/---

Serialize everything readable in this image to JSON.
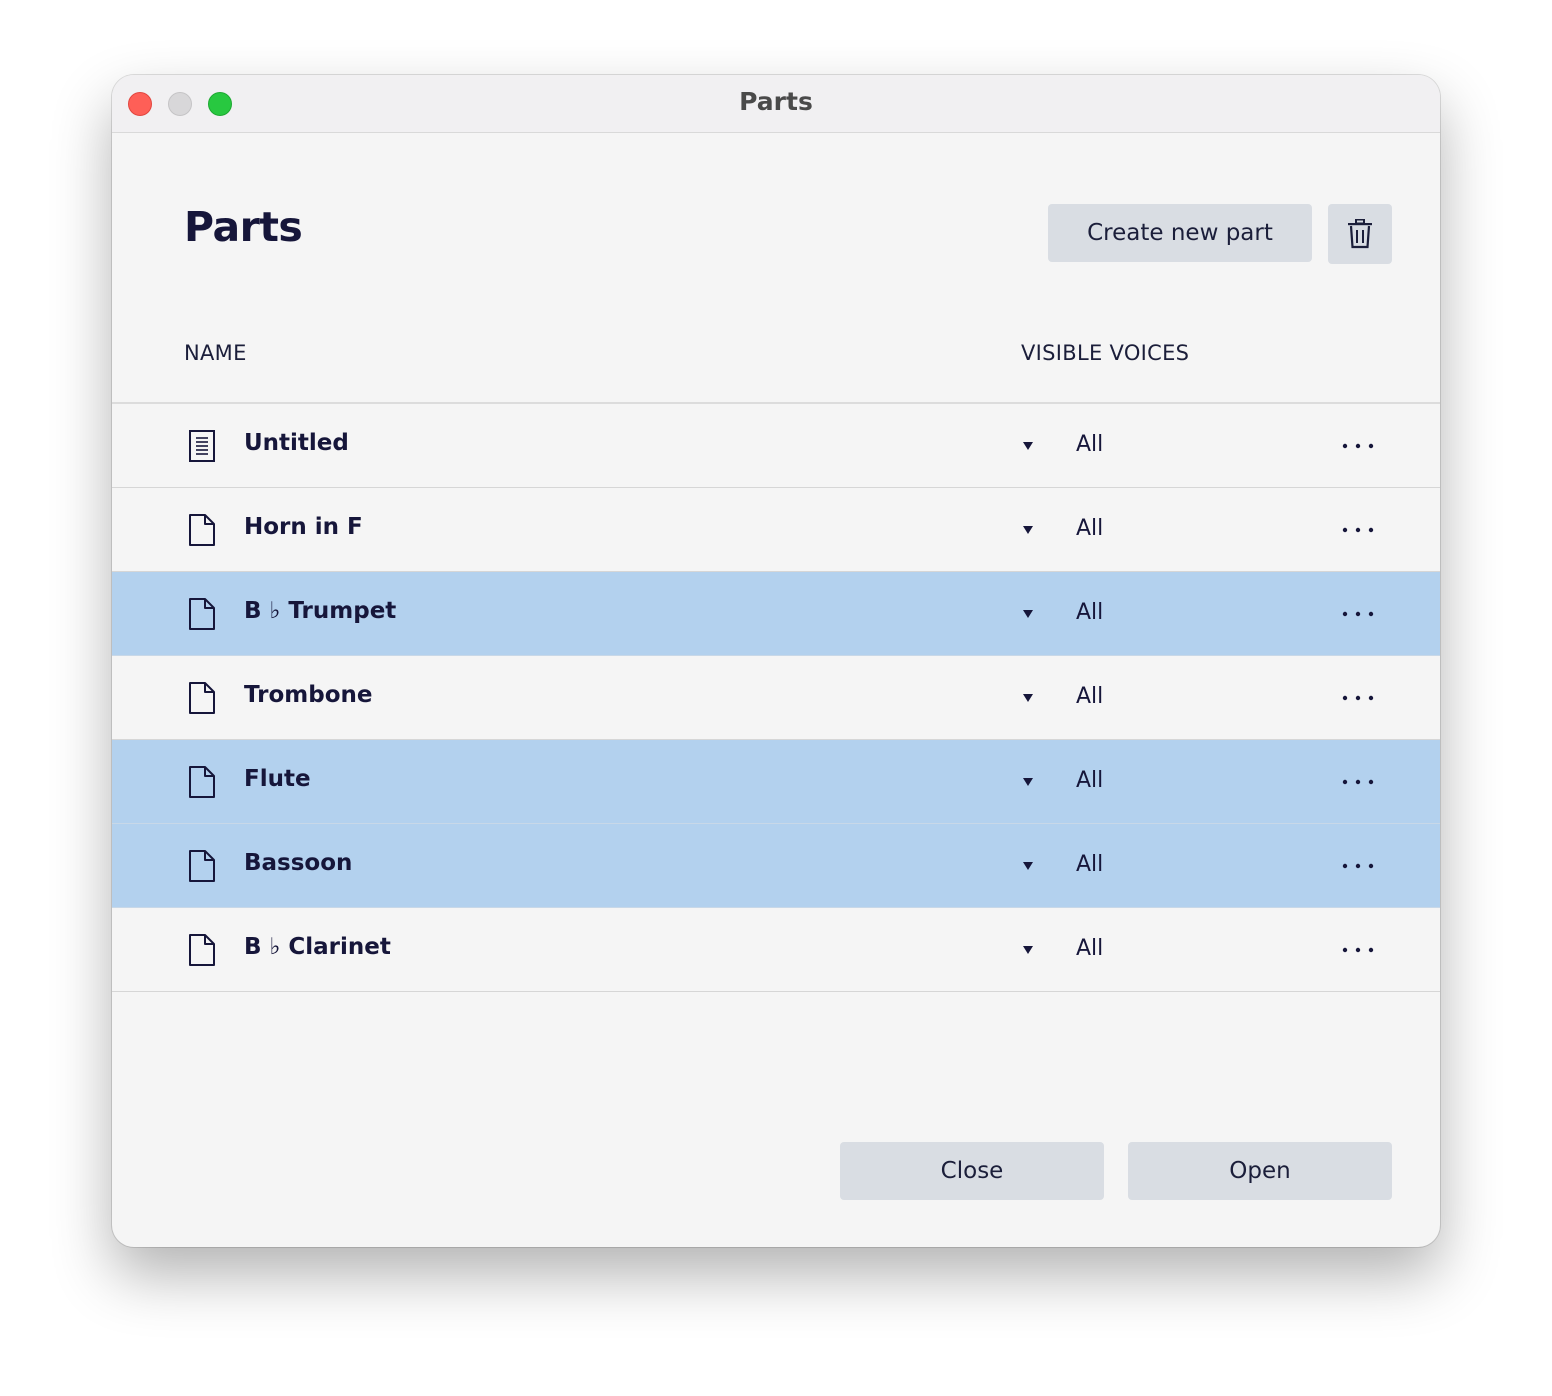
{
  "window": {
    "title": "Parts"
  },
  "header": {
    "title": "Parts",
    "create_label": "Create new part",
    "delete_icon": "trash-icon"
  },
  "columns": {
    "name": "NAME",
    "voices": "VISIBLE VOICES"
  },
  "rows": [
    {
      "name": "Untitled",
      "voices": "All",
      "icon": "score-document-icon",
      "selected": false
    },
    {
      "name": "Horn in F",
      "voices": "All",
      "icon": "document-icon",
      "selected": false
    },
    {
      "name": "B ♭ Trumpet",
      "voices": "All",
      "icon": "document-icon",
      "selected": true
    },
    {
      "name": "Trombone",
      "voices": "All",
      "icon": "document-icon",
      "selected": false
    },
    {
      "name": "Flute",
      "voices": "All",
      "icon": "document-icon",
      "selected": true
    },
    {
      "name": "Bassoon",
      "voices": "All",
      "icon": "document-icon",
      "selected": true
    },
    {
      "name": "B ♭ Clarinet",
      "voices": "All",
      "icon": "document-icon",
      "selected": false
    }
  ],
  "footer": {
    "close_label": "Close",
    "open_label": "Open"
  },
  "colors": {
    "selection": "#b3d1ee",
    "button": "#d9dde3",
    "text": "#16163a"
  }
}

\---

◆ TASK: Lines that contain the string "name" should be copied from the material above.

◆ ANSWER BELOW:
    "name": "NAME",
      "name": "Untitled",
      "name": "Horn in F",
      "name": "B ♭ Trumpet",
      "name": "Trombone",
      "name": "Flute",
      "name": "Bassoon",
      "name": "B ♭ Clarinet",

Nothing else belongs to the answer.